Despite its growing cultural legitimation, for some, gaming still begins and ends with a man-child screaming into a headset while he fires round after virtual round into digital insurgents in vaguely Middle-Eastern locales. The spectacular and seemingly escapist nature of many military themed first-person shooters make them less tempting for critique, especially in a field full of unexamined experiments in critical and self-reflexive play. Perhaps this is why scholarship on the subject has been somewhat lacking, finding niches in game studies anthologies or as minor parts of larger projects on Empire despite the genre’s extreme popularity and gaming’s already troubling connection to contemporary technologies of war. Luckily, Matthew Thomas Payne’s Playing War: Military Video Games after 9/11 provides an excellently researched (and long overdue) book-length examination of the military video game and its relationship to cultural mythologies surrounding the ongoing War on Terror. Perhaps more importantly, Payne’s accessible methodology and emphasis on the political stakes of gaming make his project one worth emulating. Continue Reading

Joysticks & Killing Joy

A Game Scholar’s Take on Sara Ahmed’s Living a Feminist Life

living a feminist life

Content Notification: gendered violence, sexism, racism

I imagine an academy filled with feminist killjoys, showing off our scars and canes and mohawks and afros and ponytails, wearing dresses and t-shirts and crop tops and bowties and hijabs. We may or may not have vaginas— that doesn’t matter— and we identify as queer, bi, lesbian, straight, two-spirited, genderqueer, butch, femme, non-binary. We have depression, anxiety, PTSD, myalgic encephalomyelitis (ME), and chronic pain. We play Candy Crush, Resident Evil, Mario Kart, Settlers of Catan, solitaire, and LARP. We keep talking and playing and writing and we can’t be shut up or shut out. We are here. Continue Reading

East of the Key Sword (and West of the Triforce)

Rethinking Cultural Influence in Mia Consalvo’s Atari to Zelda: Japanese Videogames in Global Contexts

atari to zelda

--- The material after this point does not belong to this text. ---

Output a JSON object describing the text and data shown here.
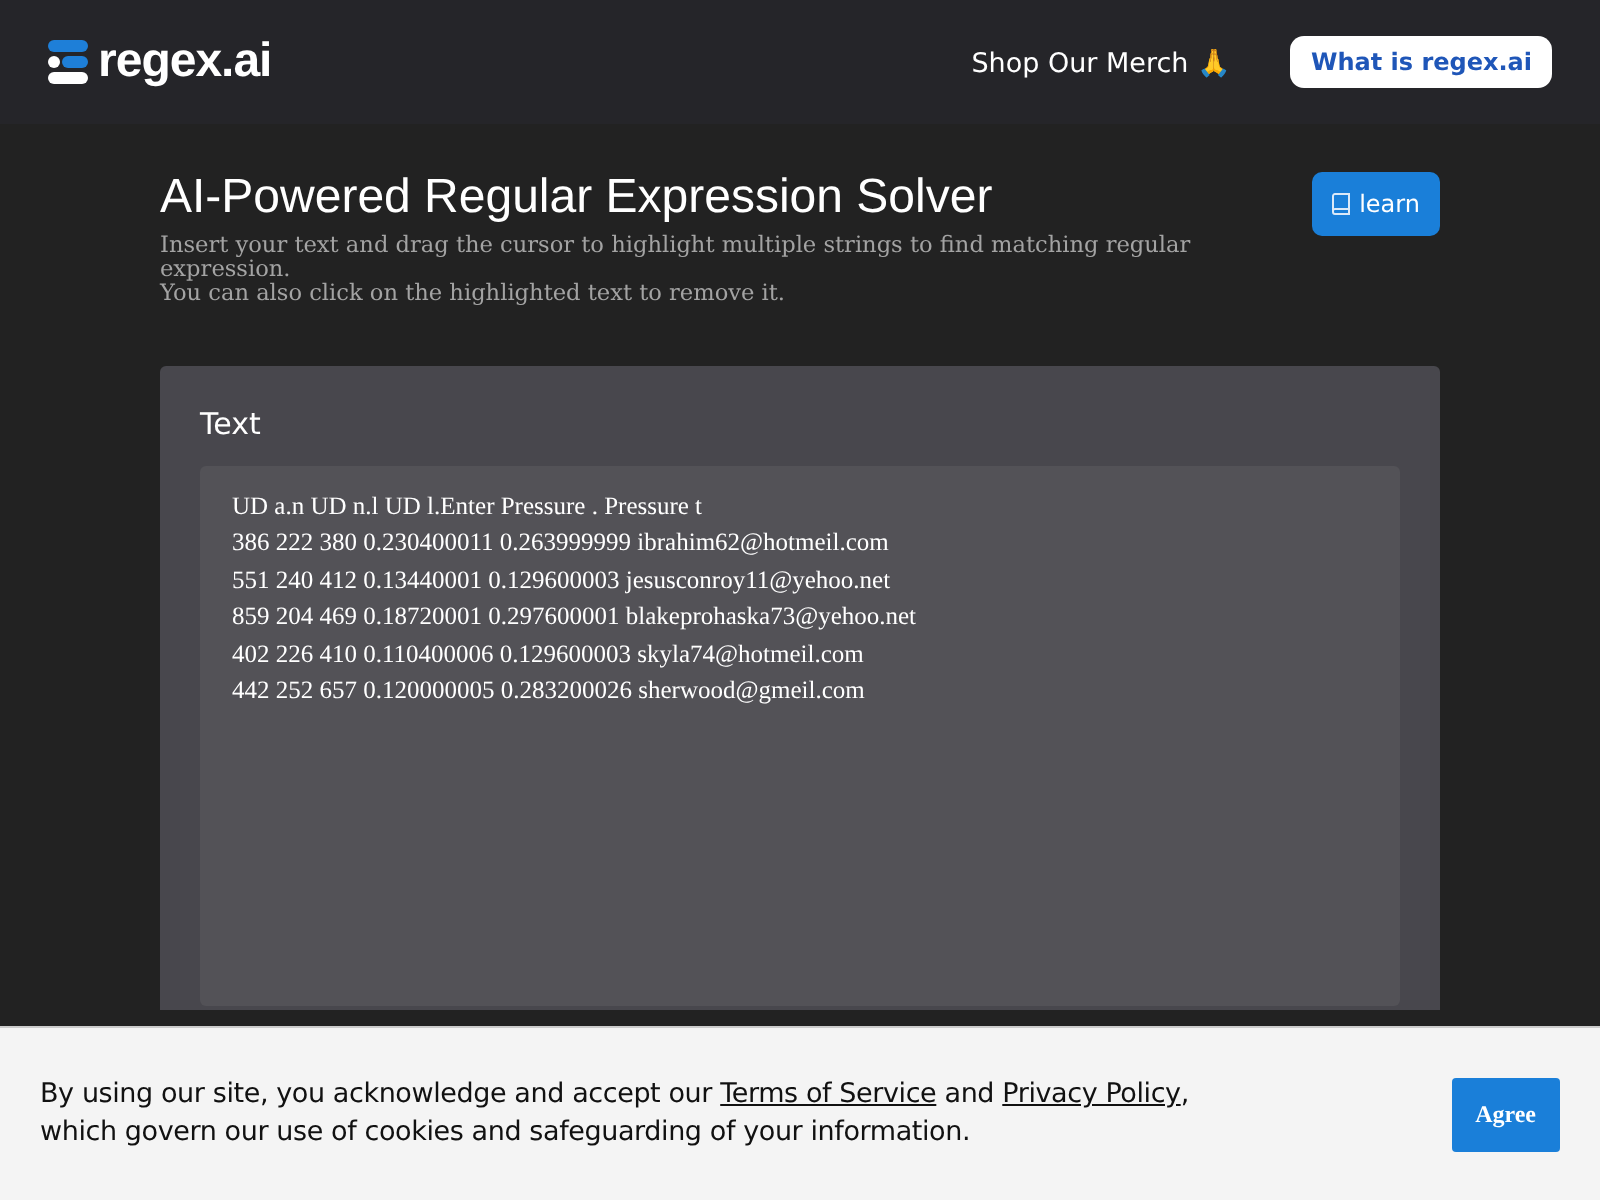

It seems impossible to discuss the history of videogames without considering Japan. Specific events, like Namco’s development of Pac-Man — the most successful arcade game of all time — or Nintendo’s revival of the North American game console business with the release of its Nintendo Entertainment System (NES) in the mid-1980s, have become celebrated milestones in the story of Japan’s role in videogames. Continue Reading